Pension experts have told MPs they were “absolutely appalled” at the level of “hidden” borrowing in UK pension schemes, which almost toppled some funds during the bond market crisis in September and forced money managers to sell up to £500bn of assets.
Speaking to politicians on the Work and Pensions Committee on Wednesday, academics and pension experts laid bare the risks certain forms of liability-based investing, or LDI, pose to retirement savings.
Defined benefit pension funds, which guarantee a fixed pension at retirement, regardless of how well or poorly investments have performed, ran into trouble during the bond crisis. As it turned out, they relied heavily on LDI hedges, holding government bonds as collateral. When the value of government bonds plummeted after Liz Truss-Kwazi Kwarteng’s disastrous mini-budget, pension managers were forced to sell their holdings in a hurry to raise money. This drove the value of bonds further down, creating a “doom loop”.
Within days, the Bank of England had to step in with an emergency £65bn bond-buying program to prevent a large number of LDI funds from going bankrupt.
John Ralfe, an independent advisor and pensions expert who formerly managed the Boots pension plan, said he was concerned about how much leverage – actually borrowing – was being used by pension plans as part of their LDI strategies.
UK rules prohibit pension schemes from borrowing money to fund investments, but experts such as Ralfe and Henry Tapper, executive chairman at Agewage, have said LDI hedging schemes are the same as borrowing.
“Pension funds are not allowed to borrow money, and leverage is borrowing in my mind,” Tapper told MPs. “There is a difference between matching your assets and liabilities, which is hedging, and leveraged LDI, which is pure speculation.
“What has absolutely shocked me in what we’ve seen over the past few weeks is… hidden leverage,” he explained, referring to levels of borrowing that wouldn’t otherwise show up on retirement plans or corporate balance sheets.
“I don’t think it was common knowledge. If you look at all the information produced by the Pension Supervisor and the Pension Protection Fund … there is nothing,” said Ralfe. “If you look at individual company accounts, there is nothing there. So it was hidden.”
Iain Clacher, a professor at Leeds University’s business school, also blamed leveraged LDI schemes for the collapse of the bond market.
“If you just look at the asset side, based on the calculations that myself and Con [Keating] have done, we estimate that somewhere around £500 billion is probably missing. And this is not a paper loss. This is a real loss because pension funds sold assets to meet the collateral deposits,” Clacher said.
And while the pensions regulator has admitted to encouraging the use of hedging strategies, including LDI, experts told MPs on Wednesday that watchdogs had failed to spot the systemic risks associated with their widespread use.
The pension regulator launched an investigation into the use of LDI after the Bank of England drew attention to the schemes in its 2018 financial stability report. However, experts have said that the regulator has not properly understood the systemic risks created.

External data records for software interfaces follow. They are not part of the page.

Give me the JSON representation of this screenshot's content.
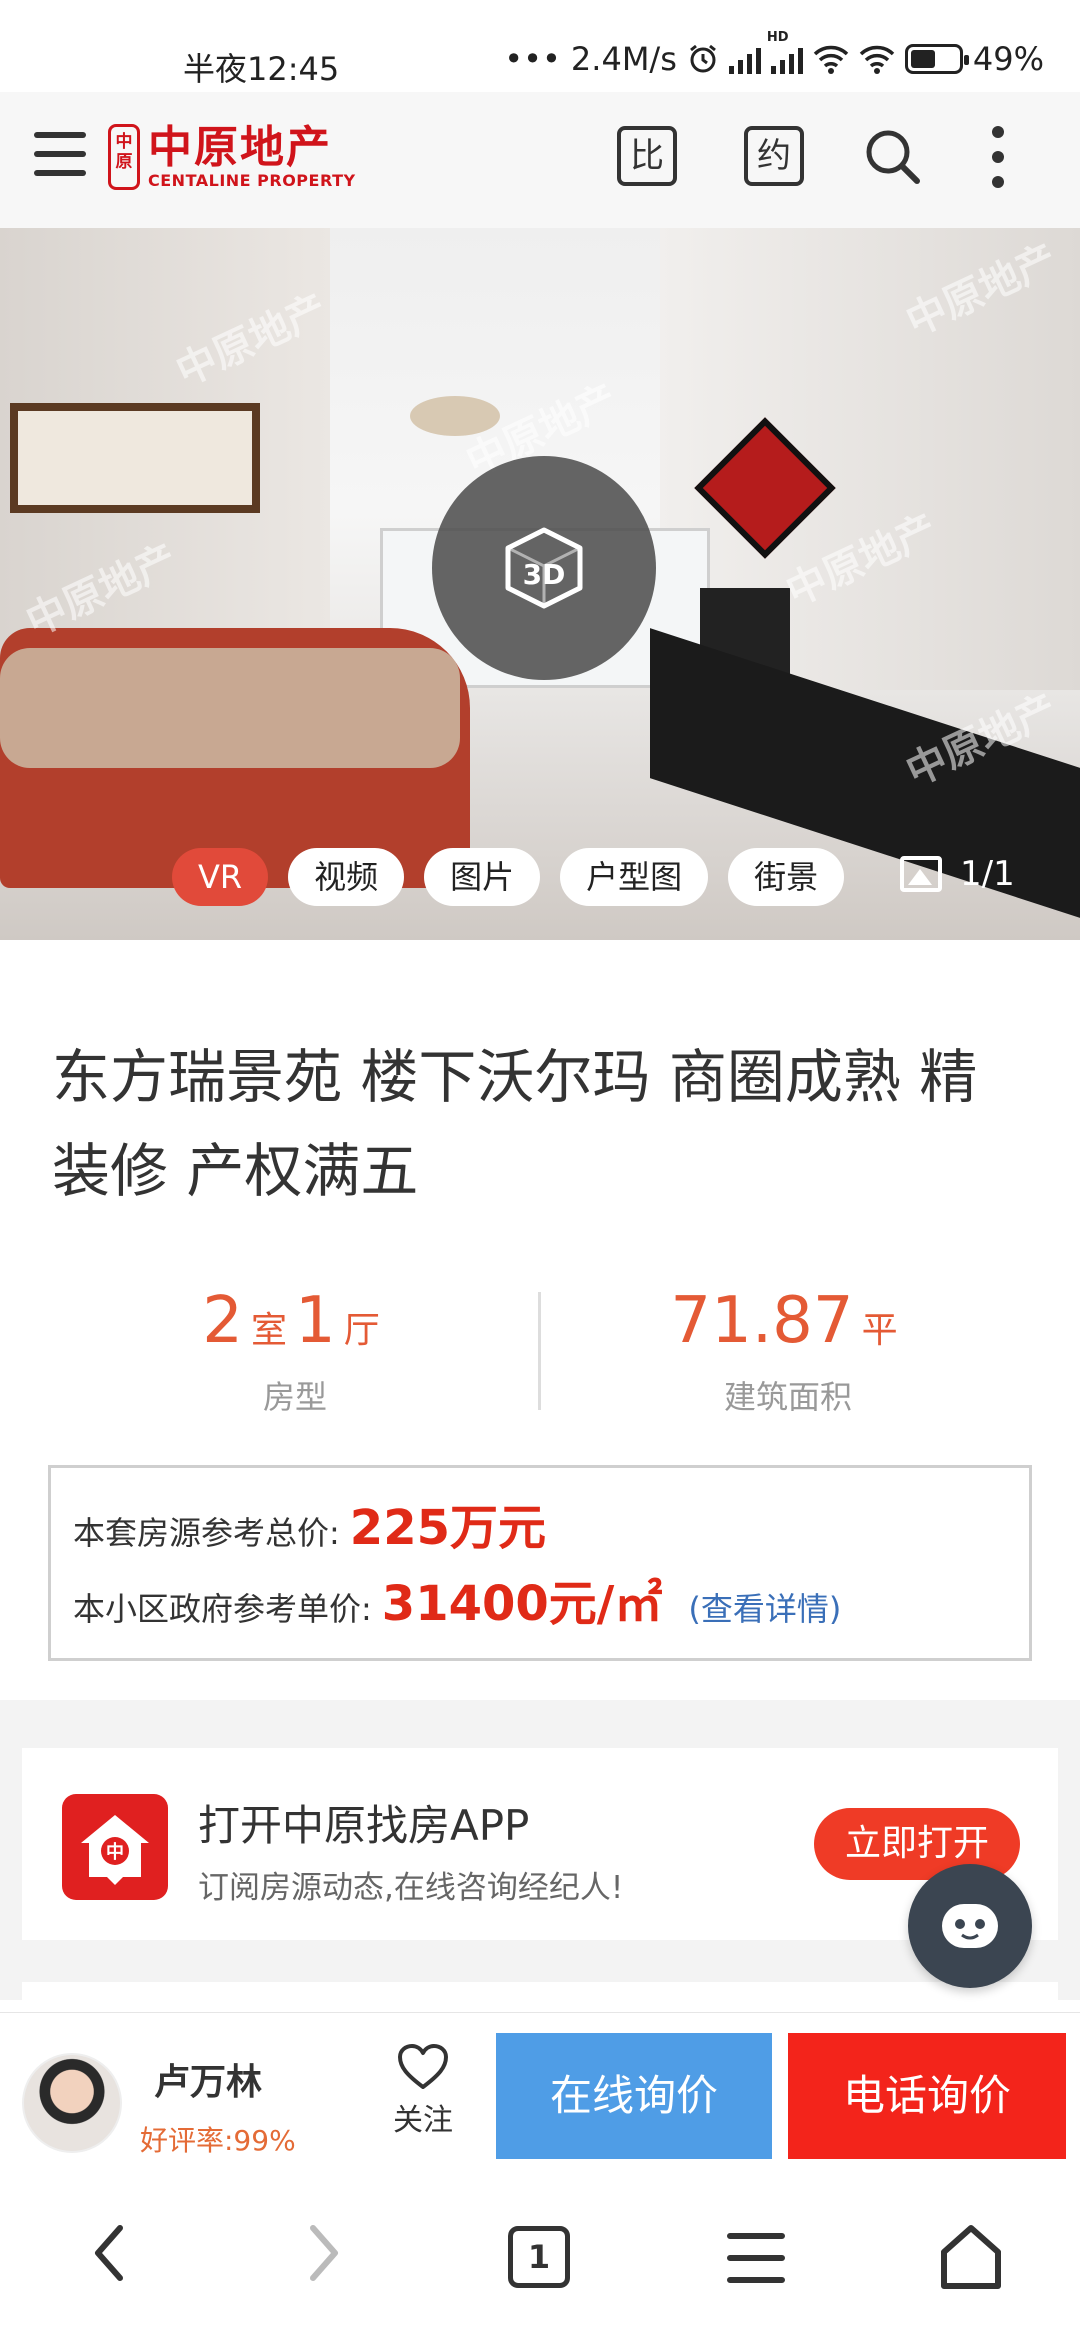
{
  "status_bar": {
    "time": "半夜12:45",
    "network_speed": "2.4M/s",
    "battery": "49%",
    "hd_label": "HD"
  },
  "header": {
    "brand_cn": "中原地产",
    "brand_en": "CENTALINE PROPERTY",
    "logo_mark": "中原",
    "compare_label": "比",
    "appointment_label": "约"
  },
  "gallery": {
    "watermark": "中原地产",
    "tabs": [
      {
        "label": "VR",
        "active": true
      },
      {
        "label": "视频",
        "active": false
      },
      {
        "label": "图片",
        "active": false
      },
      {
        "label": "户型图",
        "active": false
      },
      {
        "label": "街景",
        "active": false
      }
    ],
    "photo_counter": "1/1",
    "vr_badge": "3D"
  },
  "listing": {
    "title": "东方瑞景苑 楼下沃尔玛 商圈成熟 精装修 产权满五",
    "rooms": "2",
    "rooms_unit": "室",
    "halls": "1",
    "halls_unit": "厅",
    "layout_label": "房型",
    "area": "71.87",
    "area_unit": "平",
    "area_label": "建筑面积"
  },
  "price": {
    "total_label": "本套房源参考总价:",
    "total_value": "225万元",
    "unit_label": "本小区政府参考单价:",
    "unit_value": "31400元/㎡",
    "detail_link": "(查看详情)"
  },
  "app_promo": {
    "title": "打开中原找房APP",
    "subtitle": "订阅房源动态,在线咨询经纪人!",
    "button": "立即打开"
  },
  "agent_bar": {
    "name": "卢万林",
    "rating": "好评率:99%",
    "follow": "关注",
    "online_inquiry": "在线询价",
    "phone_inquiry": "电话询价"
  },
  "nav_bar": {
    "tab_count": "1"
  },
  "colors": {
    "accent_red": "#e45a35",
    "price_red": "#e02a17",
    "brand_red": "#d0141b",
    "online_blue": "#4f9de6",
    "call_red": "#f3241b"
  }
}
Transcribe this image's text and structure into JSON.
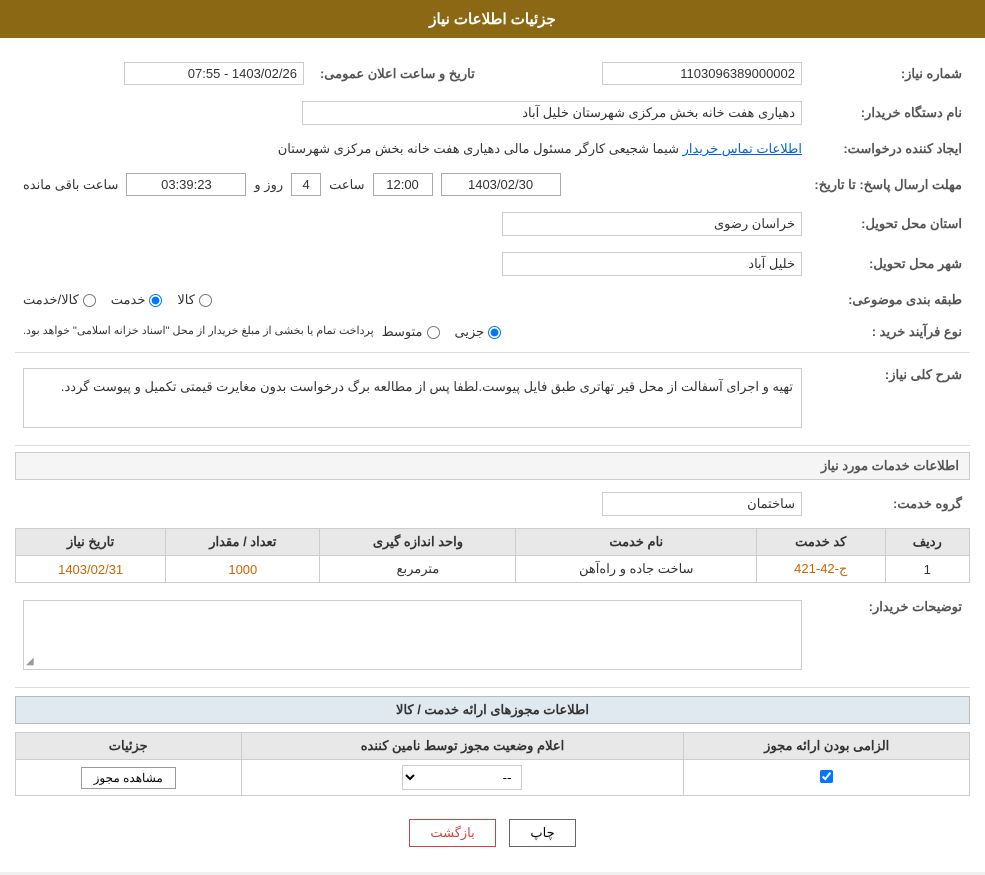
{
  "header": {
    "title": "جزئیات اطلاعات نیاز"
  },
  "info": {
    "need_number_label": "شماره نیاز:",
    "need_number_value": "1103096389000002",
    "announce_datetime_label": "تاریخ و ساعت اعلان عمومی:",
    "announce_datetime_value": "1403/02/26 - 07:55",
    "buyer_org_label": "نام دستگاه خریدار:",
    "buyer_org_value": "دهیاری هفت خانه بخش مرکزی شهرستان خلیل آباد",
    "creator_label": "ایجاد کننده درخواست:",
    "creator_name": "شیما شجیعی کارگر مسئول مالی دهیاری هفت خانه بخش مرکزی شهرستان",
    "creator_link": "اطلاعات تماس خریدار",
    "creator_suffix": ">",
    "deadline_label": "مهلت ارسال پاسخ: تا تاریخ:",
    "deadline_date": "1403/02/30",
    "deadline_time_label": "ساعت",
    "deadline_time": "12:00",
    "deadline_days_label": "روز و",
    "deadline_days": "4",
    "deadline_remaining_label": "ساعت باقی مانده",
    "deadline_remaining": "03:39:23",
    "province_label": "استان محل تحویل:",
    "province_value": "خراسان رضوی",
    "city_label": "شهر محل تحویل:",
    "city_value": "خلیل آباد",
    "category_label": "طبقه بندی موضوعی:",
    "category_options": [
      "کالا",
      "خدمت",
      "کالا/خدمت"
    ],
    "category_selected": "خدمت",
    "process_label": "نوع فرآیند خرید :",
    "process_options": [
      "جزیی",
      "متوسط"
    ],
    "process_selected": "جزیی",
    "process_note": "پرداخت تمام یا بخشی از مبلغ خریدار از محل \"اسناد خزانه اسلامی\" خواهد بود."
  },
  "description": {
    "title": "شرح کلی نیاز:",
    "text": "تهیه و اجرای آسفالت از محل قیر تهاتری طبق فایل پیوست.لطفا پس از مطالعه برگ درخواست بدون مغایرت قیمتی تکمیل و پیوست گردد."
  },
  "services_section": {
    "title": "اطلاعات خدمات مورد نیاز",
    "group_label": "گروه خدمت:",
    "group_value": "ساختمان",
    "table": {
      "headers": [
        "ردیف",
        "کد خدمت",
        "نام خدمت",
        "واحد اندازه گیری",
        "تعداد / مقدار",
        "تاریخ نیاز"
      ],
      "rows": [
        {
          "row": "1",
          "code": "ج-42-421",
          "name": "ساخت جاده و راه‌آهن",
          "unit": "مترمربع",
          "quantity": "1000",
          "date": "1403/02/31"
        }
      ]
    }
  },
  "buyer_notes": {
    "title": "توضیحات خریدار:"
  },
  "licenses_section": {
    "title": "اطلاعات مجوزهای ارائه خدمت / کالا",
    "table": {
      "headers": [
        "الزامی بودن ارائه مجوز",
        "اعلام وضعیت مجوز توسط نامین کننده",
        "جزئیات"
      ],
      "rows": [
        {
          "required": true,
          "status": "--",
          "details_btn": "مشاهده مجوز"
        }
      ]
    }
  },
  "footer": {
    "print_btn": "چاپ",
    "back_btn": "بازگشت"
  }
}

“Most importantly, there is no single numerical risk assessment in it anywhere [pension regulator] report,” said Con Keating, head of research at Brighton Rock Group.
According to the Pension Supervisor, approximately 60% of pension schemes use LDI.
Keating added that the regulator was aware of the risks before the market collapse in September and claimed the crisis was “completely predictable”, contradicting claims by watchdogs including the Financial Conduct Authority, which have also appeared before parliamentary committees in recent weeks.
However, Jonathan Camfield, a partner at Lane, Clark & Peacock defended the use of LDI, telling MPs that leverage was an important part of making sure company pension schemes could pay retirees.
He said that while leverage carried systemic risks and LDI required “some better management” going forward, these strategies were an “efficient” way to hedge against interest rate movements and inflation.
“LDI will have been a success for schemes that have been in LDI [in the] in the meantime,” he said.
The Pension Supervisor declined to comment.